20 June 2019
Source: By Gurmeet Kanwal: Deccan Herald
There is an urgent requirement to formulate a comprehensive National Security Strategy (NSS), including internal security. The NSS should be formulated after carrying out an inter-departmental, inter-agency, multi-disciplinary strategic defence review. At present, the procurement of weapons and defence equipment is being made through ad hoc annual procurement plans, rather than being based on duly prioritised long-term integrated plans designed to systematically enhance India’s combat potential.
The next government must commit itself to supporting long-term defence plans. Else, defence modernisation will continue to lag and the growing military capabilities gap with China will assume ominous proportions. This can be done only by reviving the dormant National Security Council as defence planning is in the domain of the NSC. The Cabinet Committee on Security (CCS) deals with current and near-term threats and challenges and reacts to emergent situations.
Today, the concept of national security encompasses many more facets of security and is much more wide-ranging than merely the defence of territory. While there is a defence minister of cabinet rank, all other aspects of national security are the responsibility of the NSA. However, the NSA is only an adviser to the prime minister and has no executive authority. He is also not answerable to parliament. It is necessary to upgrade the post of NSA to that of a minister of state (MoS). He could be MoS in the PMO and should be directly answerable to the PM.
The NSA should be the chief coordinator between the three key ministries responsible for national security: defence, external affairs and home ministries. He should be given executive control over the external and internal intelligence agencies. He should also be nominated as India’s cyber ‘tsar’ and given the responsibility to coordinate cyber security as well as offensive cyber operations.
The government must also immediately appoint a Chief of Defence Staff (CDS) or a permanent Chairman of the Chiefs of Staff Committee to provide single-point advice to the CCS on military matters. Any further dithering on this key structural reform in higher defence management on the grounds of lack of political consensus and the inability of the armed forces to agree on the issue will be extremely detrimental to India’s interests in the light of the dangerous developments taking place in India’s neighbourhood.
The logical next step would be to constitute tri-Service integrated theatre commands to synergise the capabilities of individual Services. International experience shows that such reform has to be imposed from the top down and cannot work if the government keeps waiting for it to come about from the bottom up.

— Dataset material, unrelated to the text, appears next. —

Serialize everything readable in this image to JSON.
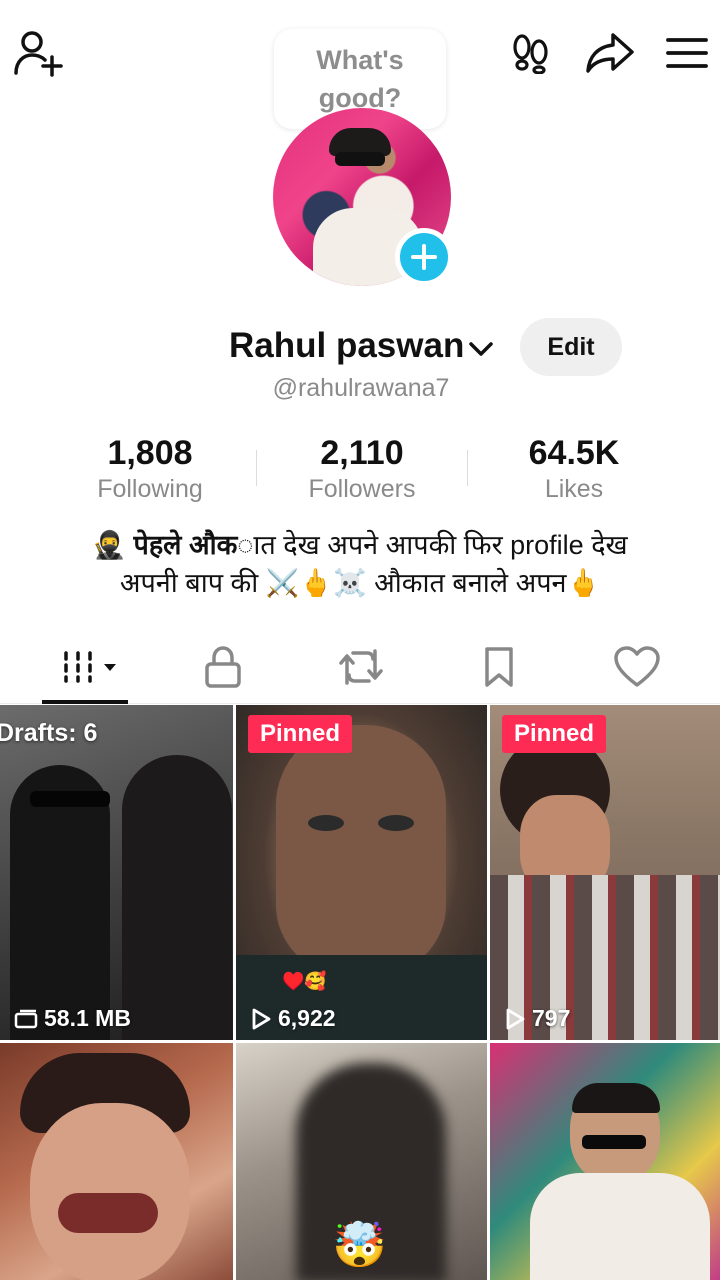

While internal security challenges are gradually gaining prominence, preparations for conventional conflict must not be neglected. Major defence procurement decisions must be made quickly. Large-scale ammunition shortages have been pointed out in several Comptroller and Auditor General (CAG) reports in 2015-17. These must be made up quickly. Many tanks and infantry combat vehicles are still ‘night blind’ – they lack suitable night vision equipment.
The army is still without towed and self-propelled 155mm howitzers for the plains and urgently needs new utility helicopters and anti-tank guided missiles (ATGMs). It also needs to acquire weapons and equipment for counter-insurgency operations. The navy waited for long for the Vikramaditya (Admiral Gorshkov) aircraft carrier, which was being refurbished in a Russian shipyard at exorbitant cost. Construction of the indigenous air defence ship and Scorpene submarines is behind schedule.
The plans of the air force to acquire 126 medium, multi-role combat aircraft (MMRCA) to maintain its edge over the regional air forces is stuck in the procurement quagmire except that a contract has been signed for the acquisition of 36 Rafale fighter aircraft. The LCA project continues to lag way behind schedule. Meanwhile, the MiG-21 and MiG-27 fleets have become obsolescent. The IAF needs more AWACS aircraft and air-to-air refuellers, besides additional transport aircraft.
Modernise armed forces
All three Services need a large number of light and medium lift helicopters. India’s nuclear forces require the early operational deployment of Agni-4 and Agni-5 missiles and nuclear-powered submarines with suitable ballistic missiles to acquire genuine deterrent capability against China. The armed forces do not have a truly integrated C4I2SR system for network-centric warfare, which will allow them to optimise their individual capabilities and enable the conduct of ‘effects-based’ operations. Force-multipliers like combat drones (UCAVs) are yet to be introduced into service. The central armed police forces (CAPF) also need to be modernised as they are facing increasingly greater threats while continuing to be equipped with sub-standard weapons.
All of these high-priority acquisitions will require extensive budgetary support. With the defence budget languishing at less than 1.5% of GDP at present – compared with China’s 3% and Pakistan’s 4.5% – it will not be possible for the armed forces to undertake any meaningful modernisation or make up equipment and ammunition deficiencies. The funds available on the capital account at present are inadequate to suffice even for the replacement of obsolete weapons systems and obsolescent equipment that are still in service.
The defence budget must be substantially enhanced to enable the armed forces to meet future threats and challenges, as also to discharge India’s obligations and fulfil the country’s responsibilities towards making a positive contribution to peace and stability in the Indo-Pacific region. Only then will the environment be conducive to rapid socio-economic development.